● **Information given**
-*-

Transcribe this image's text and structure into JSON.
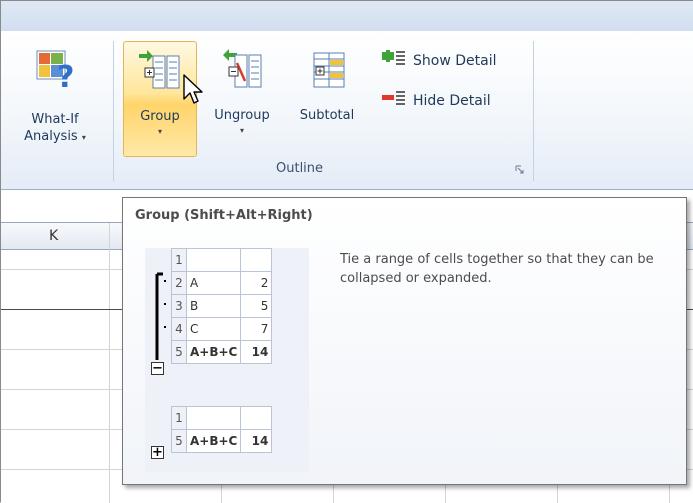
{
  "ribbon": {
    "whatif": {
      "label_line1": "What-If",
      "label_line2": "Analysis",
      "caret": "▾",
      "icon": "what-if-analysis-icon"
    },
    "outline_group": {
      "label": "Outline",
      "group": {
        "label": "Group",
        "caret": "▾",
        "icon": "group-rows-icon"
      },
      "ungroup": {
        "label": "Ungroup",
        "caret": "▾",
        "icon": "ungroup-rows-icon"
      },
      "subtotal": {
        "label": "Subtotal",
        "icon": "subtotal-icon"
      },
      "show_detail": {
        "label": "Show Detail",
        "icon": "show-detail-icon"
      },
      "hide_detail": {
        "label": "Hide Detail",
        "icon": "hide-detail-icon"
      }
    }
  },
  "sheet": {
    "column_k": "K"
  },
  "tooltip": {
    "title": "Group (Shift+Alt+Right)",
    "description": "Tie a range of cells together so that they can be collapsed or expanded.",
    "expanded_rows": [
      {
        "row": "1",
        "label": "",
        "value": ""
      },
      {
        "row": "2",
        "label": "A",
        "value": "2"
      },
      {
        "row": "3",
        "label": "B",
        "value": "5"
      },
      {
        "row": "4",
        "label": "C",
        "value": "7"
      },
      {
        "row": "5",
        "label": "A+B+C",
        "value": "14"
      }
    ],
    "collapsed_rows": [
      {
        "row": "1",
        "label": "",
        "value": ""
      },
      {
        "row": "5",
        "label": "A+B+C",
        "value": "14"
      }
    ],
    "collapse_symbol": "−",
    "expand_symbol": "+"
  },
  "colors": {
    "hover_fill": "#ffe69a",
    "hover_border": "#e4b557",
    "ribbon_text": "#1e395b"
  }
}
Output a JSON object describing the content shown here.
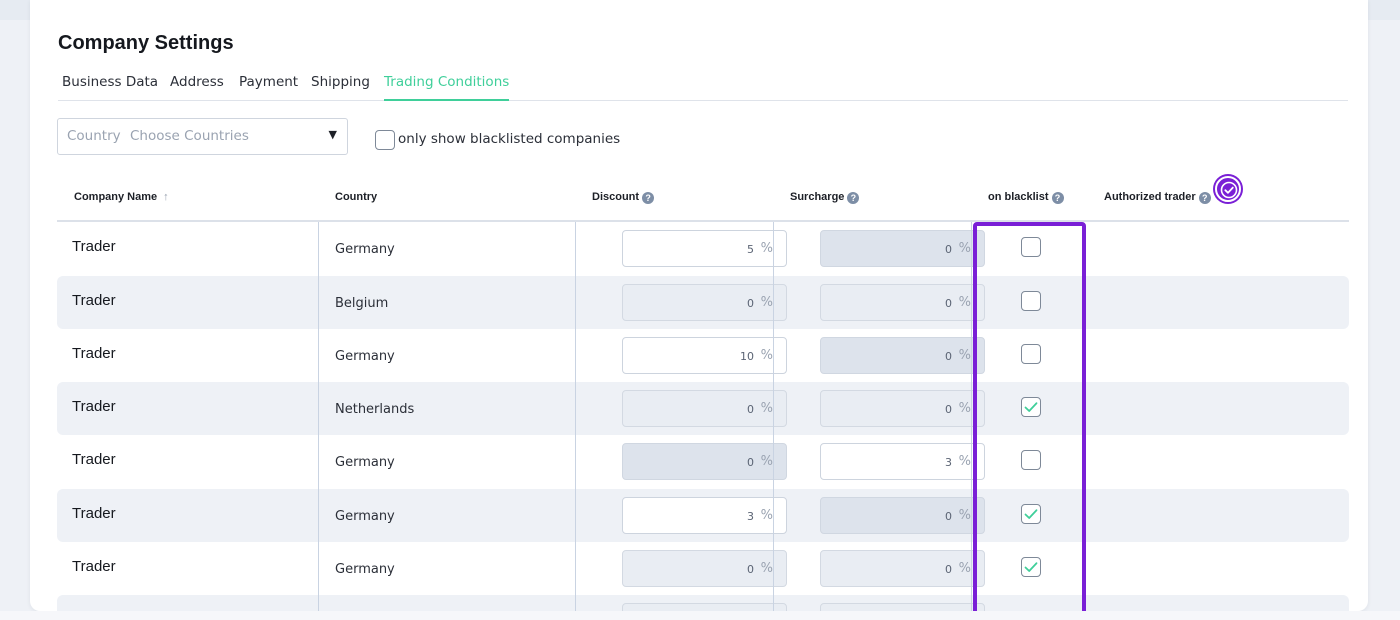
{
  "page_title": "Company Settings",
  "tabs": [
    {
      "label": "Business Data",
      "active": false
    },
    {
      "label": "Address",
      "active": false
    },
    {
      "label": "Payment",
      "active": false
    },
    {
      "label": "Shipping",
      "active": false
    },
    {
      "label": "Trading Conditions",
      "active": true
    }
  ],
  "filters": {
    "country_label": "Country",
    "country_placeholder": "Choose Countries",
    "blacklist_only_label": "only show blacklisted companies",
    "blacklist_only_checked": false
  },
  "columns": {
    "company": "Company Name",
    "country": "Country",
    "discount": "Discount",
    "surcharge": "Surcharge",
    "blacklist": "on blacklist",
    "authorized": "Authorized trader"
  },
  "percent_unit": "%",
  "rows": [
    {
      "name": "Trader",
      "country": "Germany",
      "discount": "5",
      "surcharge": "0",
      "blacklisted": false
    },
    {
      "name": "Trader",
      "country": "Belgium",
      "discount": "0",
      "surcharge": "0",
      "blacklisted": false
    },
    {
      "name": "Trader",
      "country": "Germany",
      "discount": "10",
      "surcharge": "0",
      "blacklisted": false
    },
    {
      "name": "Trader",
      "country": "Netherlands",
      "discount": "0",
      "surcharge": "0",
      "blacklisted": true
    },
    {
      "name": "Trader",
      "country": "Germany",
      "discount": "0",
      "surcharge": "3",
      "blacklisted": false
    },
    {
      "name": "Trader",
      "country": "Germany",
      "discount": "3",
      "surcharge": "0",
      "blacklisted": true
    },
    {
      "name": "Trader",
      "country": "Germany",
      "discount": "0",
      "surcharge": "0",
      "blacklisted": true
    }
  ],
  "colors": {
    "accent": "#3fcf9a",
    "highlight": "#7a1fd6",
    "help_icon": "#7d8ea6"
  },
  "icons": {
    "sort": "arrow-up-icon",
    "help": "question-circle-icon",
    "dropdown": "caret-down-icon",
    "badge": "verified-check-badge-icon",
    "check": "checkmark-icon"
  }
}
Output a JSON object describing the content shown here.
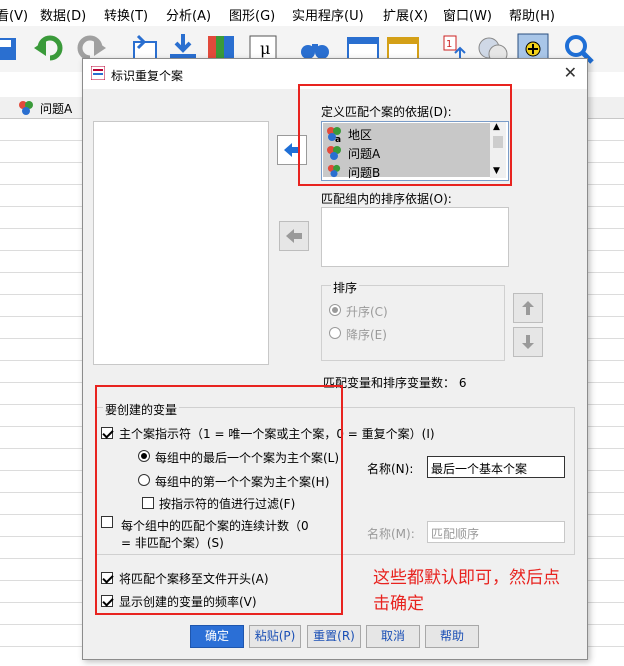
{
  "menu": [
    "看(V)",
    "数据(D)",
    "转换(T)",
    "分析(A)",
    "图形(G)",
    "实用程序(U)",
    "扩展(X)",
    "窗口(W)",
    "帮助(H)"
  ],
  "sheet": {
    "column_header": "问题A"
  },
  "dialog": {
    "title": "标识重复个案",
    "match_label": "定义匹配个案的依据(D):",
    "match_vars": [
      "地区",
      "问题A",
      "问题B"
    ],
    "sort_within_label": "匹配组内的排序依据(O):",
    "sort_title": "排序",
    "ascending": "升序(C)",
    "descending": "降序(E)",
    "count_text": "匹配变量和排序变量数：  6",
    "create_title": "要创建的变量",
    "primary_indicator": "主个案指示符（1 = 唯一个案或主个案，0 = 重复个案）(I)",
    "last_case": "每组中的最后一个个案为主个案(L)",
    "first_case": "每组中的第一个个案为主个案(H)",
    "filter_by_indicator": "按指示符的值进行过滤(F)",
    "name1_label": "名称(N):",
    "name1_value": "最后一个基本个案",
    "sequential_count_line1": "每个组中的匹配个案的连续计数（0",
    "sequential_count_line2": "= 非匹配个案）(S)",
    "name2_label": "名称(M):",
    "name2_value": "匹配顺序",
    "move_to_top": "将匹配个案移至文件开头(A)",
    "show_frequencies": "显示创建的变量的频率(V)",
    "buttons": {
      "ok": "确定",
      "paste": "粘贴(P)",
      "reset": "重置(R)",
      "cancel": "取消",
      "help": "帮助"
    }
  },
  "annotation": {
    "line1": "这些都默认即可，然后点",
    "line2": "击确定"
  },
  "colors": {
    "accent": "#2b6fd6",
    "annotation": "#e8231f"
  }
}
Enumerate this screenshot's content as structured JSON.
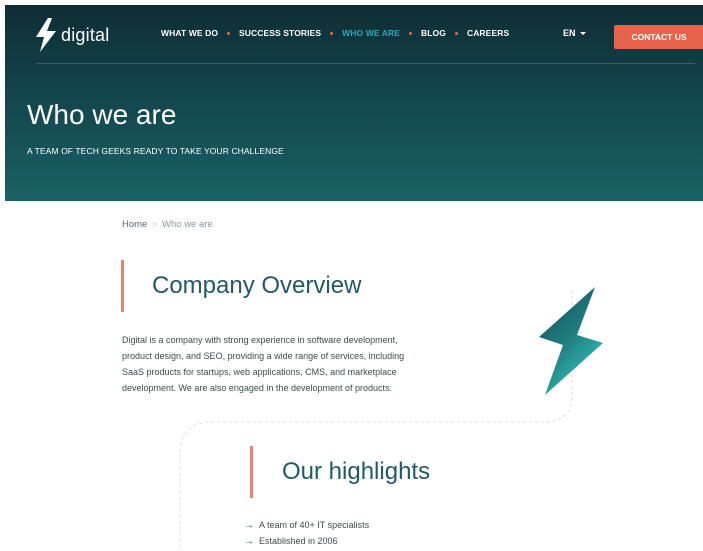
{
  "brand": {
    "logo_text": "digital",
    "accent_color": "#e8634c",
    "teal_color": "#1f5a66"
  },
  "nav": {
    "items": [
      {
        "label": "WHAT WE DO",
        "active": false
      },
      {
        "label": "SUCCESS STORIES",
        "active": false
      },
      {
        "label": "WHO WE ARE",
        "active": true
      },
      {
        "label": "BLOG",
        "active": false
      },
      {
        "label": "CAREERS",
        "active": false
      }
    ],
    "language": "EN",
    "contact_label": "CONTACT US"
  },
  "hero": {
    "title": "Who we are",
    "subtitle": "A TEAM OF TECH GEEKS READY TO TAKE YOUR CHALLENGE"
  },
  "breadcrumb": {
    "home": "Home",
    "separator": ">",
    "current": "Who we are"
  },
  "overview": {
    "title": "Company Overview",
    "lines": [
      "Digital is a company with strong experience in software development,",
      "product design, and SEO, providing a wide range of services, including",
      "SaaS products for startups, web applications, CMS, and marketplace",
      "development. We are also engaged in the development of products."
    ]
  },
  "highlights": {
    "title": "Our highlights",
    "items": [
      "A team of 40+ IT specialists",
      "Established in 2006"
    ]
  },
  "icons": {
    "logo": "lightning-bolt-icon",
    "decorative": "lightning-bolt-icon",
    "lang_caret": "caret-down-icon",
    "list_bullet": "arrow-right-icon"
  }
}
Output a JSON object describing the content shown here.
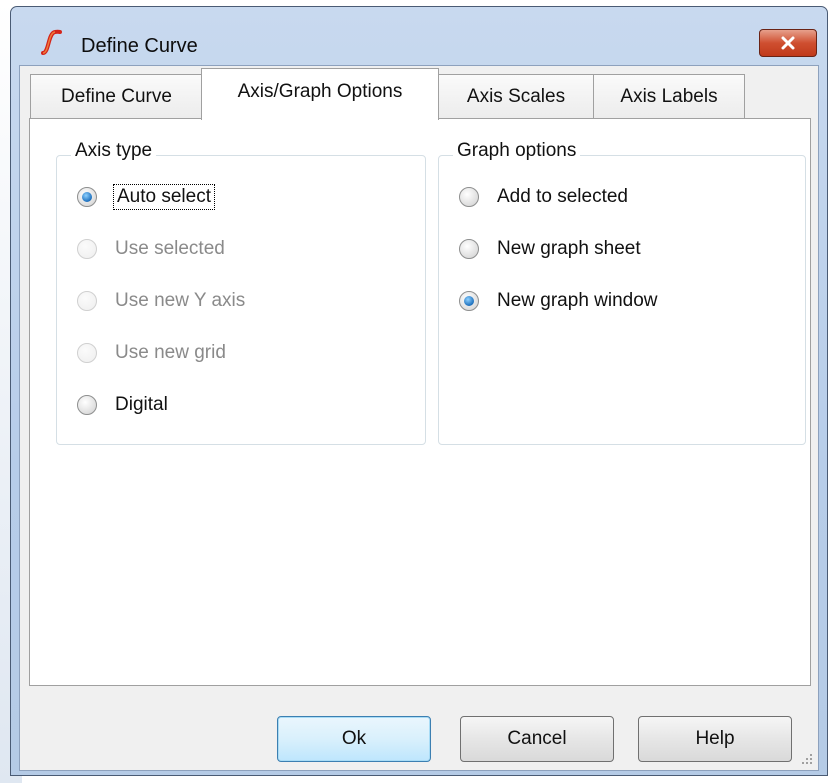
{
  "window": {
    "title": "Define Curve",
    "close_icon": "close-x-icon",
    "app_icon": "simetrix-curve-icon"
  },
  "tabs": [
    {
      "label": "Define Curve",
      "active": false
    },
    {
      "label": "Axis/Graph Options",
      "active": true
    },
    {
      "label": "Axis Scales",
      "active": false
    },
    {
      "label": "Axis Labels",
      "active": false
    }
  ],
  "axis_type": {
    "title": "Axis type",
    "options": [
      {
        "label": "Auto select",
        "checked": true,
        "enabled": true
      },
      {
        "label": "Use selected",
        "checked": false,
        "enabled": false
      },
      {
        "label": "Use new Y axis",
        "checked": false,
        "enabled": false
      },
      {
        "label": "Use new grid",
        "checked": false,
        "enabled": false
      },
      {
        "label": "Digital",
        "checked": false,
        "enabled": true
      }
    ]
  },
  "graph_options": {
    "title": "Graph options",
    "options": [
      {
        "label": "Add to selected",
        "checked": false,
        "enabled": true
      },
      {
        "label": "New graph sheet",
        "checked": false,
        "enabled": true
      },
      {
        "label": "New graph window",
        "checked": true,
        "enabled": true
      }
    ]
  },
  "buttons": {
    "ok": "Ok",
    "cancel": "Cancel",
    "help": "Help"
  },
  "colors": {
    "accent": "#3c7fb1",
    "close_button": "#c03a1b",
    "title_bar": "#b7cde9"
  }
}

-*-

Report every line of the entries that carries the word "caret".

      "caret": "▾",
        "caret": "▾",
        "caret": "▾",
    "dropdown": "caret-down-icon",
    "lang_caret": "caret-down-icon",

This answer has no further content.